Frew does not think he would recognise army life today. Privacy laws and health and safety regulations had changed things, he thought, though he expects the values are still the same.
New recruits should still expect to be sent to war, he says.
"That's what we join up for. It's no use joining the army and then saying, 'Oh, I don't want to go to war'. Well, don't join the army then.
"What I can never understand, though, is we join the army or the navy or the air force, whatever, and then people jump up in arms and say we shouldn't be sent to war - that's what we're there for!"
Life after war
Frew found work driving earthworks machinery and, after meeting Vera at a dance, married in 1965, aged 30.
His eldest was born in 1969, the couple bought their first house in 1970, then his second son came along in 1972.
Tired of moving round the country for work, he bought a truck in Hamilton and spent six or so years running his own business before selling up and going into managing transport companies around the North Island.

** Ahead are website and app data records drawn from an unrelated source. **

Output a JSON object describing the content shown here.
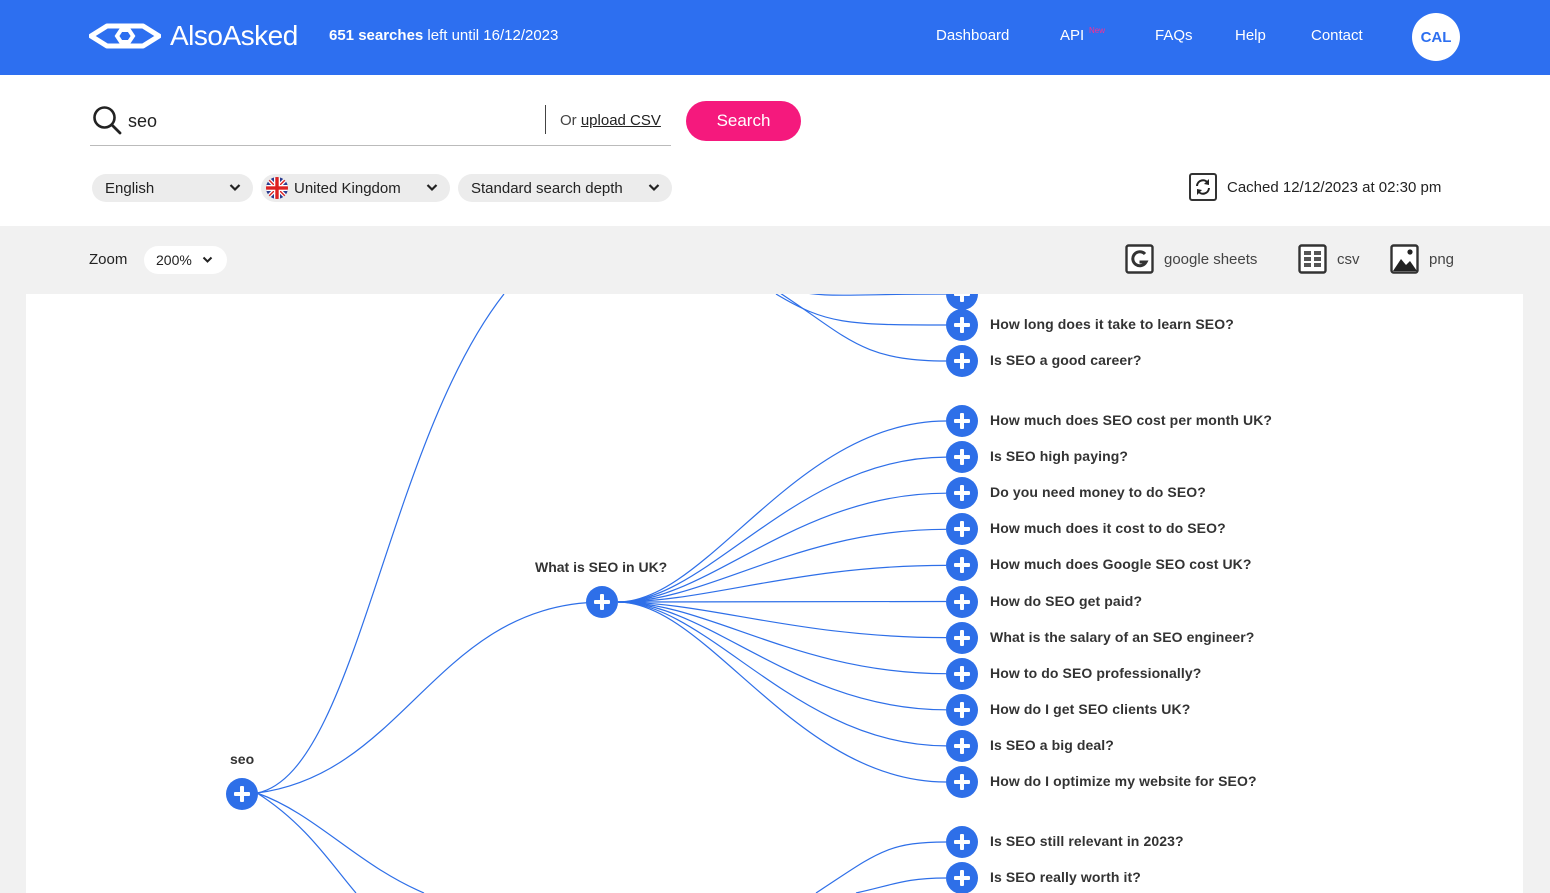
{
  "header": {
    "brand": "AlsoAsked",
    "quota_count": "651 searches",
    "quota_rest": " left until 16/12/2023",
    "nav": [
      {
        "label": "Dashboard"
      },
      {
        "label": "API"
      },
      {
        "label": "FAQs"
      },
      {
        "label": "Help"
      },
      {
        "label": "Contact"
      }
    ],
    "api_badge": "New",
    "avatar_initials": "CAL",
    "brand_color": "#2d6ff0"
  },
  "search": {
    "query": "seo",
    "or_text": "Or ",
    "upload_link": "upload CSV",
    "button_label": "Search",
    "button_color": "#f5197d"
  },
  "filters": {
    "language": "English",
    "region": "United Kingdom",
    "depth": "Standard search depth"
  },
  "cache": {
    "text": "Cached 12/12/2023 at 02:30 pm"
  },
  "toolbar": {
    "zoom_label": "Zoom",
    "zoom_value": "200%",
    "exports": [
      {
        "label": "google sheets",
        "icon": "google-sheets-icon"
      },
      {
        "label": "csv",
        "icon": "csv-icon"
      },
      {
        "label": "png",
        "icon": "image-icon"
      }
    ]
  },
  "tree": {
    "root": "seo",
    "branch": "What is SEO in UK?",
    "top_questions": [
      "How long does it take to learn SEO?",
      "Is SEO a good career?"
    ],
    "branch_questions": [
      "How much does SEO cost per month UK?",
      "Is SEO high paying?",
      "Do you need money to do SEO?",
      "How much does it cost to do SEO?",
      "How much does Google SEO cost UK?",
      "How do SEO get paid?",
      "What is the salary of an SEO engineer?",
      "How to do SEO professionally?",
      "How do I get SEO clients UK?",
      "Is SEO a big deal?",
      "How do I optimize my website for SEO?"
    ],
    "bottom_questions": [
      "Is SEO still relevant in 2023?",
      "Is SEO really worth it?"
    ]
  }
}
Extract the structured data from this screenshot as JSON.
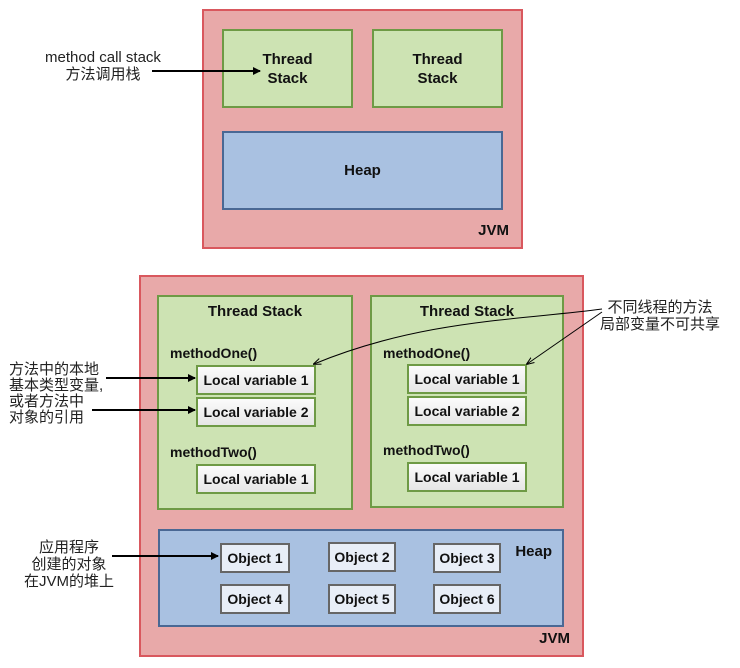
{
  "top_diagram": {
    "jvm_label": "JVM",
    "thread_stacks": [
      "Thread\nStack",
      "Thread\nStack"
    ],
    "heap_label": "Heap",
    "annotation": {
      "line1": "method call stack",
      "line2": "方法调用栈"
    }
  },
  "bottom_diagram": {
    "jvm_label": "JVM",
    "heap_label": "Heap",
    "thread_stacks": [
      {
        "title": "Thread Stack",
        "methods": [
          {
            "name": "methodOne()",
            "variables": [
              "Local variable 1",
              "Local variable 2"
            ]
          },
          {
            "name": "methodTwo()",
            "variables": [
              "Local variable 1"
            ]
          }
        ]
      },
      {
        "title": "Thread Stack",
        "methods": [
          {
            "name": "methodOne()",
            "variables": [
              "Local variable 1",
              "Local variable 2"
            ]
          },
          {
            "name": "methodTwo()",
            "variables": [
              "Local variable 1"
            ]
          }
        ]
      }
    ],
    "objects": [
      "Object 1",
      "Object 2",
      "Object 3",
      "Object 4",
      "Object 5",
      "Object 6"
    ],
    "annotations": {
      "local_vars": [
        "方法中的本地",
        "基本类型变量,",
        "或者方法中",
        "对象的引用"
      ],
      "not_shared": [
        "不同线程的方法",
        "局部变量不可共享"
      ],
      "heap_objects": [
        "应用程序",
        "创建的对象",
        "在JVM的堆上"
      ]
    }
  },
  "colors": {
    "jvm_fill": "#e8a9a9",
    "jvm_border": "#d9585e",
    "thread_stack_fill": "#cde3b3",
    "thread_stack_border": "#6e9a45",
    "heap_fill": "#a9c1e1",
    "heap_border": "#4a6894"
  }
}
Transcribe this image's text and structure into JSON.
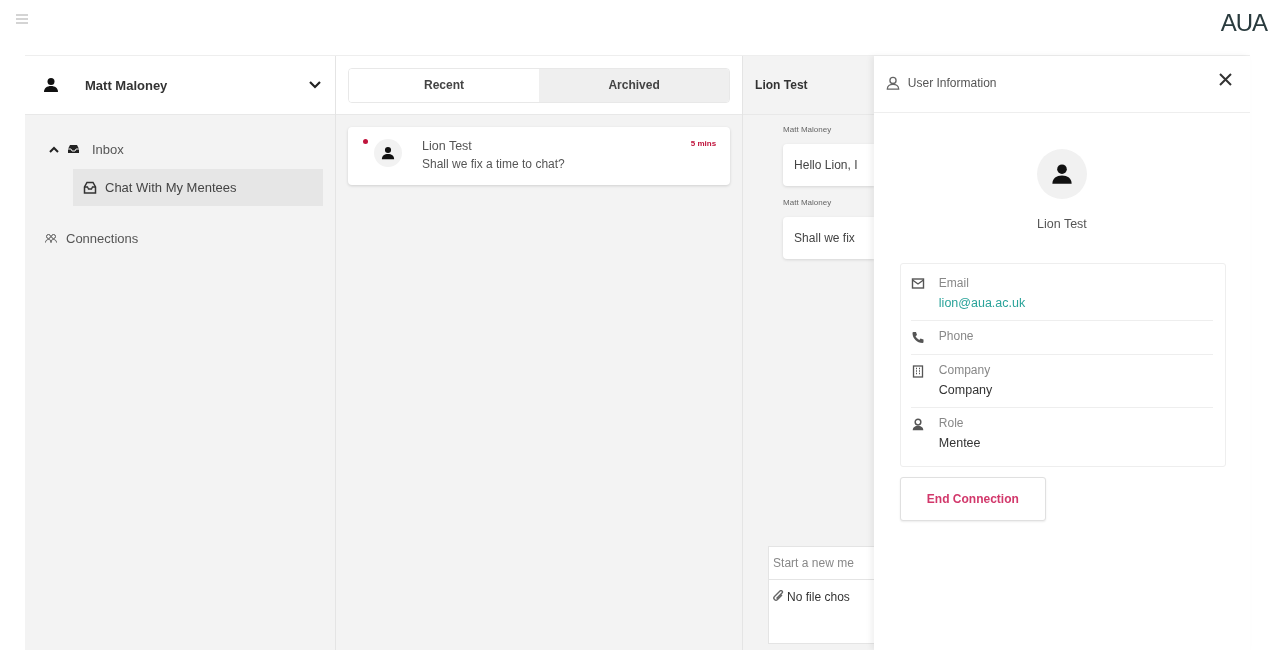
{
  "top_bar": {
    "logo": "AUA"
  },
  "sidebar": {
    "user": {
      "name": "Matt Maloney"
    },
    "items": [
      {
        "label": "Inbox",
        "expanded": true,
        "children": [
          {
            "label": "Chat With My Mentees",
            "selected": true
          }
        ]
      },
      {
        "label": "Connections"
      }
    ]
  },
  "conversations": {
    "tabs": [
      {
        "label": "Recent",
        "selected": true
      },
      {
        "label": "Archived",
        "selected": false
      }
    ],
    "items": [
      {
        "name": "Lion Test",
        "preview": "Shall we fix a time to chat?",
        "time": "5 mins",
        "unread": true
      }
    ]
  },
  "chat": {
    "title": "Lion Test",
    "messages": [
      {
        "sender": "Matt Maloney",
        "text": "Hello Lion, I"
      },
      {
        "sender": "Matt Maloney",
        "text": "Shall we fix"
      }
    ],
    "composer": {
      "placeholder": "Start a new me",
      "file": "No file chos"
    }
  },
  "user_info": {
    "title": "User Information",
    "name": "Lion Test",
    "fields": [
      {
        "kind": "email",
        "label": "Email",
        "value": "lion@aua.ac.uk"
      },
      {
        "kind": "phone",
        "label": "Phone"
      },
      {
        "kind": "company",
        "label": "Company",
        "value": "Company"
      },
      {
        "kind": "role",
        "label": "Role",
        "value": "Mentee"
      }
    ],
    "end_button": "End Connection"
  }
}
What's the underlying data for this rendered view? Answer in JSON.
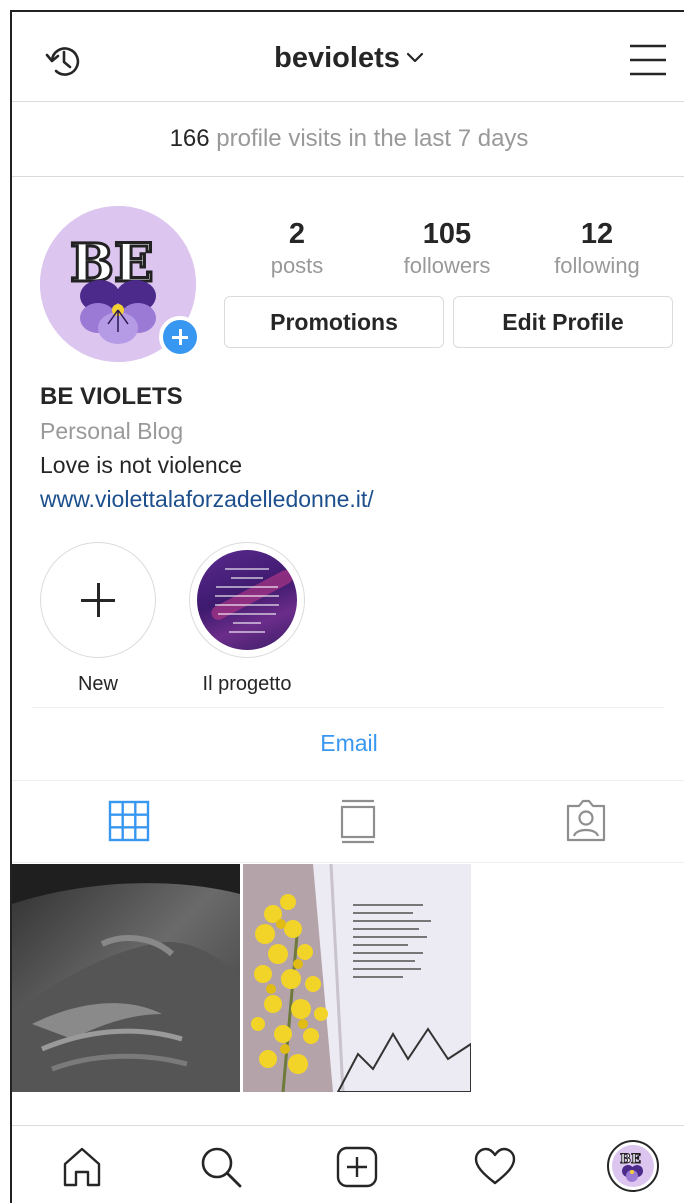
{
  "header": {
    "username": "beviolets"
  },
  "insights": {
    "visits_count": "166",
    "visits_text": "profile visits in the last 7 days"
  },
  "stats": {
    "posts_count": "2",
    "posts_label": "posts",
    "followers_count": "105",
    "followers_label": "followers",
    "following_count": "12",
    "following_label": "following"
  },
  "actions": {
    "promotions_label": "Promotions",
    "edit_profile_label": "Edit Profile"
  },
  "bio": {
    "name": "BE VIOLETS",
    "category": "Personal Blog",
    "text": "Love is not violence",
    "link": "www.violettalaforzadelledonne.it/"
  },
  "highlights": [
    {
      "label": "New"
    },
    {
      "label": "Il progetto"
    }
  ],
  "contact": {
    "email_label": "Email"
  },
  "tabs": {
    "active": "grid",
    "items": [
      "grid",
      "feed",
      "tagged"
    ]
  },
  "posts": [
    {
      "icon": "hands-photo"
    },
    {
      "icon": "mimosa-book-photo"
    }
  ],
  "bottom_nav": {
    "items": [
      "home-icon",
      "search-icon",
      "create-icon",
      "activity-icon",
      "profile-icon"
    ]
  },
  "colors": {
    "accent": "#3897f0",
    "link": "#1d4f8c",
    "muted": "#999999",
    "border": "#dbdbdb"
  }
}
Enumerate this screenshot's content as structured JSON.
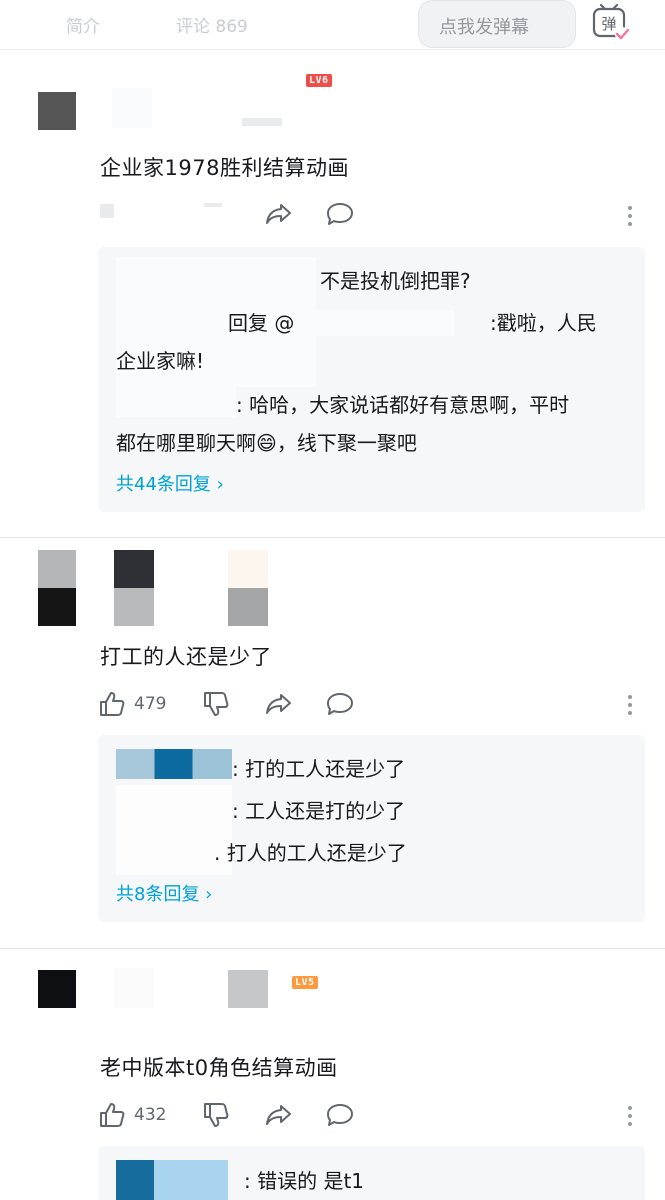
{
  "topbar": {
    "tab_jianjie": "简介",
    "tab_pinglun": "评论 869",
    "danmu_placeholder": "点我发弹幕",
    "danmu_icon": "弹"
  },
  "comments": [
    {
      "level": "LV6",
      "level_color": "#f04c49",
      "content": "企业家1978胜利结算动画",
      "replies": [
        "不是投机倒把罪?",
        "回复 @",
        ":戳啦，人民",
        "企业家嘛!",
        ": 哈哈，大家说话都好有意思啊，平时",
        "都在哪里聊天啊😄，线下聚一聚吧"
      ],
      "reply_link": "共44条回复 ›"
    },
    {
      "like_count": "479",
      "content": "打工的人还是少了",
      "replies": [
        ": 打的工人还是少了",
        ": 工人还是打的少了",
        ". 打人的工人还是少了"
      ],
      "reply_link": "共8条回复 ›"
    },
    {
      "level": "LV5",
      "level_color": "#ff9a3c",
      "like_count": "432",
      "content": "老中版本t0角色结算动画",
      "replies": [
        ": 错误的 是t1"
      ]
    }
  ],
  "icons": {
    "like": "thumbs-up-icon",
    "dislike": "thumbs-down-icon",
    "share": "share-icon",
    "reply": "comment-bubble-icon",
    "more": "more-vertical-icon"
  }
}
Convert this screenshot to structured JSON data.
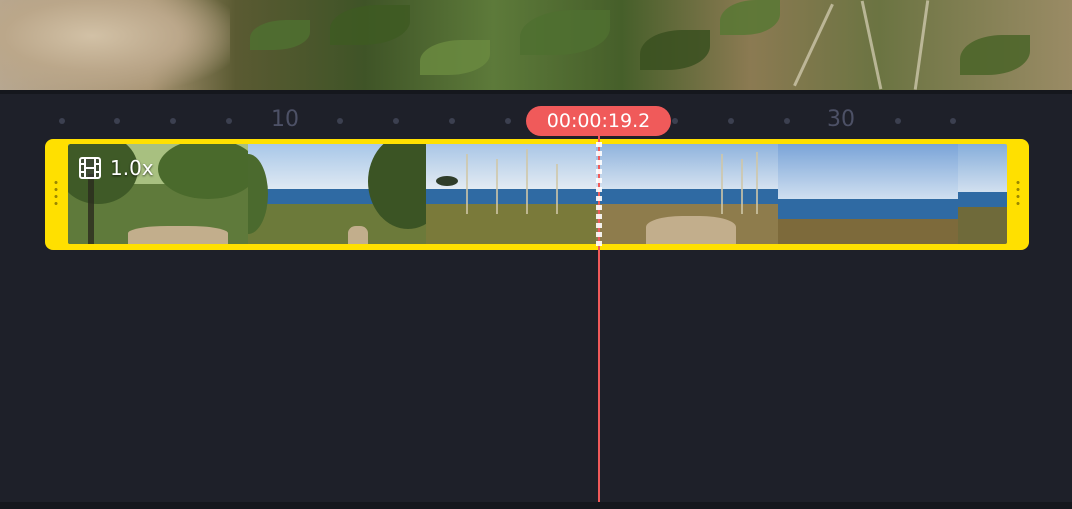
{
  "ruler": {
    "labels": [
      "10",
      "30"
    ]
  },
  "playhead": {
    "time": "00:00:19.2",
    "color": "#f05a5a"
  },
  "clip": {
    "speed": "1.0x",
    "accent_color": "#ffe000",
    "speed_icon": "film-icon"
  },
  "colors": {
    "background": "#1e2029",
    "ruler_text": "#4d5166"
  }
}
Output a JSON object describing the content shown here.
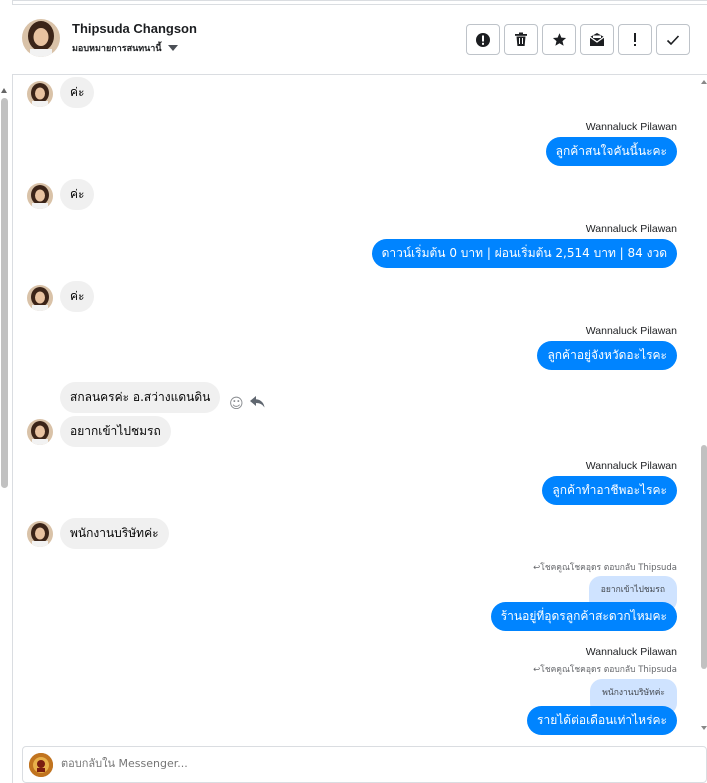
{
  "header": {
    "name": "Thipsuda Changson",
    "assign_label": "มอบหมายการสนทนานี้",
    "buttons": [
      {
        "name": "spam-report-button",
        "glyph": "!",
        "icon": "alert-circle-icon"
      },
      {
        "name": "delete-button",
        "glyph": "🗑",
        "icon": "trash-icon"
      },
      {
        "name": "star-button",
        "glyph": "★",
        "icon": "star-icon"
      },
      {
        "name": "mark-unread-button",
        "glyph": "✉",
        "icon": "envelope-icon"
      },
      {
        "name": "follow-up-button",
        "glyph": "!",
        "icon": "exclamation-icon"
      },
      {
        "name": "mark-done-button",
        "glyph": "✓",
        "icon": "check-icon"
      }
    ]
  },
  "messages": {
    "m1": "ค่ะ",
    "s1": "Wannaluck Pilawan",
    "o1": "ลูกค้าสนใจคันนี้นะคะ",
    "m2": "ค่ะ",
    "s2": "Wannaluck Pilawan",
    "o2": "ดาวน์เริ่มต้น 0 บาท | ผ่อนเริ่มต้น 2,514 บาท | 84 งวด",
    "m3": "ค่ะ",
    "s3": "Wannaluck Pilawan",
    "o3": "ลูกค้าอยู่จังหวัดอะไรคะ",
    "m4": "สกลนครค่ะ อ.สว่างแดนดิน",
    "m5": "อยากเข้าไปชมรถ",
    "s4": "Wannaluck Pilawan",
    "o4": "ลูกค้าทำอาชีพอะไรคะ",
    "m6": "พนักงานบริษัทค่ะ",
    "r1_info": "โชคคูณโชคอุดร ตอบกลับ Thipsuda",
    "r1_quote": "อยากเข้าไปชมรถ",
    "o5": "ร้านอยู่ที่อุดรลูกค้าสะดวกไหมคะ",
    "s5": "Wannaluck Pilawan",
    "r2_info": "โชคคูณโชคอุดร ตอบกลับ Thipsuda",
    "r2_quote": "พนักงานบริษัทค่ะ",
    "o6": "รายได้ต่อเดือนเท่าไหร่คะ"
  },
  "composer": {
    "placeholder": "ตอบกลับใน Messenger..."
  },
  "colors": {
    "outgoing_bubble": "#0084ff",
    "incoming_bubble": "#f0f0f0",
    "quote_bubble": "#cfe3ff"
  }
}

He retired in Auckland in 2000 ("and that's all the thanks I got," he said, pointing to his gold watch) but hated living in the city so he and Vera moved to Tauranga in 2003.
After she died, he was looking for something to do so he stepped up his volunteer work with the RSA.
He served on the executive for years before a two-year term as president.
He is also a Freemason, and this September will mark 50 years since he first joined.
The 82-year-old is determined to reach at least 90.
He acknowledges he had some serious health problems – for which he wanted no pity, please - but says he has beaten bowel cancer and prostate cancer and would send this lot packing too.
In April 2015, he travelled to Gallipoli to mark the centenary of the bloody battle in which 2779 New Zealanders lost their lives.
Frew saw the beautiful beach at Anzac Cove and the steep cliff that faced it.
"It was heartbreaking."
He hunted through the graves to find one bearing the name of his great-uncle, who was killed in the landing.
"Anzac Day is very important," he says.
"They paid the supreme sacrifice. Without them, we wouldn't be sitting here today."
An inscription he saw on a memorial at Gallipoli has stayed with him:
"Greater love hath no man that he should offer up his life for others."
The Malayan Emergency
- Malayan Communist Party attempt to overthrown the British colonial administration
- Conflict lasted from 1948 to 1960
- New Zealand helped provide border security until 1964
- 15 New Zealand soldiers died, three from enemy action
- Source: nzhistory.govt.nz